Posted by frank, a resident of the Pleasanton Heights neighborhood, on Dec 10, 2010 at 8:42 pm
Folks, your suggestion is interesting and as I was growing up as a child I recall people complaining about how much the U. S. was spending on "foreign aid". At that time we were still spending large amounts re-building the European countries devastated during WWII. But that was long ago and until now I have heard no one in many years now suggesting we are spending large sums on foreign aid. I wish you had put out some numbers, so readers could decide for themselves whether your suggestion can actually meaningfully contribute to a solution of the problem of our current economic crisis.

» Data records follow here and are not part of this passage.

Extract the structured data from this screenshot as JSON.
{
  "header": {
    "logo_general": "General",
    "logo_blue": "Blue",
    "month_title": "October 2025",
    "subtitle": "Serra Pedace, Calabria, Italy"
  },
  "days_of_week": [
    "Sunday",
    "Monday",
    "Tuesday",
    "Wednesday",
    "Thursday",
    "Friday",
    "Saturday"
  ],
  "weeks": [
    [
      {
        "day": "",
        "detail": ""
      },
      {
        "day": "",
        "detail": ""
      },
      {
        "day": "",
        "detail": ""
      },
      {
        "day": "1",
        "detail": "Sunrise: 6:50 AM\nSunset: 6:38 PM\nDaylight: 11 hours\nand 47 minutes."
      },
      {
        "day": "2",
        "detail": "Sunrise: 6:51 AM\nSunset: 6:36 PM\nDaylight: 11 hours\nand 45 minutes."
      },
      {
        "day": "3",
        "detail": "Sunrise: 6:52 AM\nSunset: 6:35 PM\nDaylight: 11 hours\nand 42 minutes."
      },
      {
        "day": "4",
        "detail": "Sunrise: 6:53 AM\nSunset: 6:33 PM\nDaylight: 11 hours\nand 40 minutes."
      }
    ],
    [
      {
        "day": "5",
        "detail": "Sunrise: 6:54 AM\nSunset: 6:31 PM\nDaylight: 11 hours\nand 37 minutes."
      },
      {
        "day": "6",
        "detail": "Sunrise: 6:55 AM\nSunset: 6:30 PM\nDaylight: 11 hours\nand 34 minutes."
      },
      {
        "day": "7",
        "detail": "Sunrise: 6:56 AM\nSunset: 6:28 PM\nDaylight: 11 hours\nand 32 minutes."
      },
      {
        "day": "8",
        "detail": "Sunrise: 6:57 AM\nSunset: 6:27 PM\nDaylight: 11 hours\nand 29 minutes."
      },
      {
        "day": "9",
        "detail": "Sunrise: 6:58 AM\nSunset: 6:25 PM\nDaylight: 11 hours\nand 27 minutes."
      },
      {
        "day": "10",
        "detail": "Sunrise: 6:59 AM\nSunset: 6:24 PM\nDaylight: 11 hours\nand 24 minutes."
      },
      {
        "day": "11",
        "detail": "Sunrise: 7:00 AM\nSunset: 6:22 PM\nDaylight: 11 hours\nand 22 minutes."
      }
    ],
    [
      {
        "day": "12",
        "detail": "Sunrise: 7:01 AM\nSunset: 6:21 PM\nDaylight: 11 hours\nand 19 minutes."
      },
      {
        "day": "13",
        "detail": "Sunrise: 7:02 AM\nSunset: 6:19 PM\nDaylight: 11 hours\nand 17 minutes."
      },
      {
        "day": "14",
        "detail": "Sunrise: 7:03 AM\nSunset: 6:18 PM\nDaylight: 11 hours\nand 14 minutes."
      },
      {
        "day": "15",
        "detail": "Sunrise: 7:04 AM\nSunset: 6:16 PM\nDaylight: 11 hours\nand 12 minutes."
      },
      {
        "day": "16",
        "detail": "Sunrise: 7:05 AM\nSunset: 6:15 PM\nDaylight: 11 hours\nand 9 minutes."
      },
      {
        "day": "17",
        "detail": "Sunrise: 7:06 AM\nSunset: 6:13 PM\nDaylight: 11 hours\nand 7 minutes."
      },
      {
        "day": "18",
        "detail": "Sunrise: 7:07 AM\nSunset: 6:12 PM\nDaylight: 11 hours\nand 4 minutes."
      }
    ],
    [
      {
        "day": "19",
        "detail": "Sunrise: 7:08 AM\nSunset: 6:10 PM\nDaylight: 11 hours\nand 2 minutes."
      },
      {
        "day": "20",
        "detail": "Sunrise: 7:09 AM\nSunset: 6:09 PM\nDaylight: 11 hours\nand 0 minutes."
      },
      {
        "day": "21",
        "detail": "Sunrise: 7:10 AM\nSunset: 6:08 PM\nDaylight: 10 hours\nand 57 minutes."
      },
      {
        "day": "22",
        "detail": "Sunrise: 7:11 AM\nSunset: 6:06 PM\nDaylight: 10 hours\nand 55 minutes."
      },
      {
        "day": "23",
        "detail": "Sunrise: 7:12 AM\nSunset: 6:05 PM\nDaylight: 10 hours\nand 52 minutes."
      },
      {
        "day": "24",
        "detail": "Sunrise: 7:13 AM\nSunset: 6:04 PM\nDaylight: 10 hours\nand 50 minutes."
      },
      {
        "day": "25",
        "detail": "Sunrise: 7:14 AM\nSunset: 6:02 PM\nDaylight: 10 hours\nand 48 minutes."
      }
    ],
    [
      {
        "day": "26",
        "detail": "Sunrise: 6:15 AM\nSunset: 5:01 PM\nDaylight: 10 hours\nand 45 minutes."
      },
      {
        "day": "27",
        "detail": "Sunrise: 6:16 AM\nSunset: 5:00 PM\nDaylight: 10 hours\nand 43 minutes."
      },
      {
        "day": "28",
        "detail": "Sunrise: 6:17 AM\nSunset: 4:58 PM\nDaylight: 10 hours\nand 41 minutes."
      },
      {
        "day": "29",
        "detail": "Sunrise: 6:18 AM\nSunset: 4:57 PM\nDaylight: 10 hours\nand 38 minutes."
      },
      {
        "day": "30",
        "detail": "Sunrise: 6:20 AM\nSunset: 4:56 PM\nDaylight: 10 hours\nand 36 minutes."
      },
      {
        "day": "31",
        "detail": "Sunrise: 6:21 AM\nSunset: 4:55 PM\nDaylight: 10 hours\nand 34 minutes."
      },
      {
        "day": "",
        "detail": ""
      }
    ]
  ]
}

So, a little research on the web comes up with about $28B spent by the U. S. on foreign aid in 2007. If one adds foreign military aid of $13B to this number (not war costs), we arrive at $41B. More recent numbers - I have not yet found, however, the sources for 2007 show past years numbers indicate this number has not grown year over year.
So how does $41B compare? If half of this amount were re-directed, where can it help? And how does this amount compare to other foreign expenditures?
Here is a snippet for a September Congressional report:
"With passage of the FY2010 supplemental, cumulative war funding totals $1.12 trillion including
$751 billion for Iraq, $336 billion for Afghanistan, and $29 billion for enhanced security. In FY2010,
Afghanistan receives about 60% of the total and Iraq 40%, a reversal of the previous year." $41B is really quite small compared to these numbers.
If half of $41B were re-directed.... The tax cut bill currently being considered has $56B for unemployment extension benefits paid over two years, part of the $900B addition to our deficit that this bill will produce. About ten months of the extended benefits could be covered with the re-directed money suggested in this post. This would leave the proposed deficit produced to be around $880B.
I leave it to the reader to make other comparisons of what could be done with half ($20B) of the annual foreign aid stipend....and how far it would go in solving the current economic crisis.